Letters to campus
Dear Faculty and Staff:
Greetings from Anderson Hall! I’m keeping my fingers crossed that the snow is almost behind us and am looking forward to one of my favorite times of the year in Kansas – springtime in the Little Apple!
When I arrived at K-State as president nearly five years ago, Manhattan had just been selected as the site for the National Bio and Agro-Defense Facility, or NBAF, following a highly contested national selection process. Little did anyone know when the announcement was made that a team of elected officials and university leadership would spend the next five years securing necessary federal and state funding to make the NBAF laboratory a reality.
In January, the Kansas Board of Regents asked each of the three research universities to present a vision for enhancing economic growth for the State of Kansas. K-State was asked to discuss how we could optimize the economic impact of NBAF locating in Manhattan, and I provided an update on that project as well as introduced the concept of Global Food Systems to help leverage NBAF. The University of Kansas was asked to discuss how it plans to become a comprehensive cancer center, and Wichita State University was asked to discuss its planned technology incubator facility. In this month’s letter, I want to provide the K-State community with my sense of what these next steps might be to enhance the economic impact of a fully operational NBAF laboratory.
Over the last several years, the cost of NBAF has risen substantially from earlier estimates given in 2009. Currently, the estimated “not-to-exceed” cost for laboratory construction is $1.25 billion and includes federal ($938 million), state ($307 million) and City of Manhattan ($5 million) funds. To date, $950 million has been appropriated at federal, state and local levels, with an expectation that the remaining funds will be included in President Obama’s FY15 budget proposal. The Kansas congressional delegation and Gov. Brownback have worked closely with K-State’s own Sue Peterson and Ron Trewyn to secure these needed funds. Thus, we can now move much of our focus towards how we can enhance the positive impacts of NBAF for the Manhattan region, instead of securing funding for laboratory construction.

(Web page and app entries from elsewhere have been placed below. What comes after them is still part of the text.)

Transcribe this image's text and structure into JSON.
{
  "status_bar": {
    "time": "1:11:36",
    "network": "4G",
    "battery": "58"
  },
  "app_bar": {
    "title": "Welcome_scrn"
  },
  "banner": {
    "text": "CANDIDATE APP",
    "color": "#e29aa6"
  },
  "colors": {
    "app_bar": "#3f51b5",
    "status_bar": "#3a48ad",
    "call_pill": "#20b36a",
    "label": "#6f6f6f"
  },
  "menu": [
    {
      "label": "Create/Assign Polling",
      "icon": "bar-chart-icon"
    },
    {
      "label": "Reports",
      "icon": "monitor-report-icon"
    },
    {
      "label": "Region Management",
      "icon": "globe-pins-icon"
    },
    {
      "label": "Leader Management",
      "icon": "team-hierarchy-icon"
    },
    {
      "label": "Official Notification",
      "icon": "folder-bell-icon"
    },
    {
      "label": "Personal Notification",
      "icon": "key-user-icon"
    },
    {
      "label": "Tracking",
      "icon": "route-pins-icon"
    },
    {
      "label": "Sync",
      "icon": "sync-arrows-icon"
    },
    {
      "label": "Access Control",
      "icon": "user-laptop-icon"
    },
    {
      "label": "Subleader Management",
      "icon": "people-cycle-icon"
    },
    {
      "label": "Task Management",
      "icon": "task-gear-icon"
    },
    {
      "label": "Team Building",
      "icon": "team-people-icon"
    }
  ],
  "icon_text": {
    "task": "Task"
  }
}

If you drive by the NBAF site, you have likely noticed that construction of the Central Utility Plant continues to progress. This facility is expected to be 87,000 gross sq. ft. and will require an additional 18 months to finish. The actual NBAF laboratory will be about 580,000 sq. ft. and is expected to be operational in 2021 or 2022. To get some sense of size, the final NBAF laboratory will be almost seven times larger than the utility plant and take five years to complete. While five years may seem like a long time, it is important we begin to put programs in place that can utilize the unique opportunities afforded Manhattan and the region with the location of NBAF next to K-State.
One of the key steps to help ensure the success of NBAF in Kansas will be to jump-start NBAF infectious disease research in the Biosecurity Research Institute, or BRI. To assist in this transition, the State of Kansas has pledged $35 million (at $5 million per year) in research funds to engage K-State faculty, staff and students in conducting research on up to five NBAF-related diseases including classic swine fever, African swine fever, Rift Valley fever, Japanese encephalitis and bovine pleuropneumonia. Work on the first three has already begun, and K-State personnel have conducted research in the BRI on a number of other biothreats as well. Indeed, the transition of appropriate animal infectious disease research to K-State is well underway, which will assist us in workforce development for the NBAF facility.
So, how do we economically leverage NBAF for K-State, the City of Manhattan and the region? If we consider some of our existing resources on the northern perimeter of the K-State campus, we already have a significant number of great assets in place, including the USDA Center for Grain and Animal Health Research, the Grain Science and Industry north complex, the future home of NBAF, the Biosecurity Research Institute and the new Kansas Department of Agriculture building under construction. When these entities are joined with a creative and dynamic faculty, a highly experienced staff and a diverse student population, we have a tremendous set of tools to help ensure that NBAF is a force multiplier for economic growth.
However, any new initiatives designed to enhance the economic impact of NBAF must also appeal to our entire campus community. While the presence of NBAF adjacent to campus will certainly have a direct impact on faculty, staff and students in agriculture, veterinary medicine and the life sciences overall, we need to ensure that the location of an absolutely unique $1.25 billion federal laboratory enhances all of campus. With this in mind, I would like to propose that we develop a university-wide Global Food Systems initiative mentioned earlier.
A K-State Global Food Systems initiative could examine issues in food production, food processing and storage, food distribution, and food consumption and protection. Virtually every academic discipline at K-State could participate in such an initiative; a university-wide research and scholarship initiative. To find ways to provide food for 9 billion people by 2050 is indeed a grand global challenge, and K-State is uniquely positioned to tackle such a daunting task.
Over the course of the next six months, we will be providing opportunities for the university community to shape this Global Food Systems initiative. K-State 2025, and being recognized as a Top 50 public research university, are preparing us for these types of challenges. I’m ready to get started. How about you?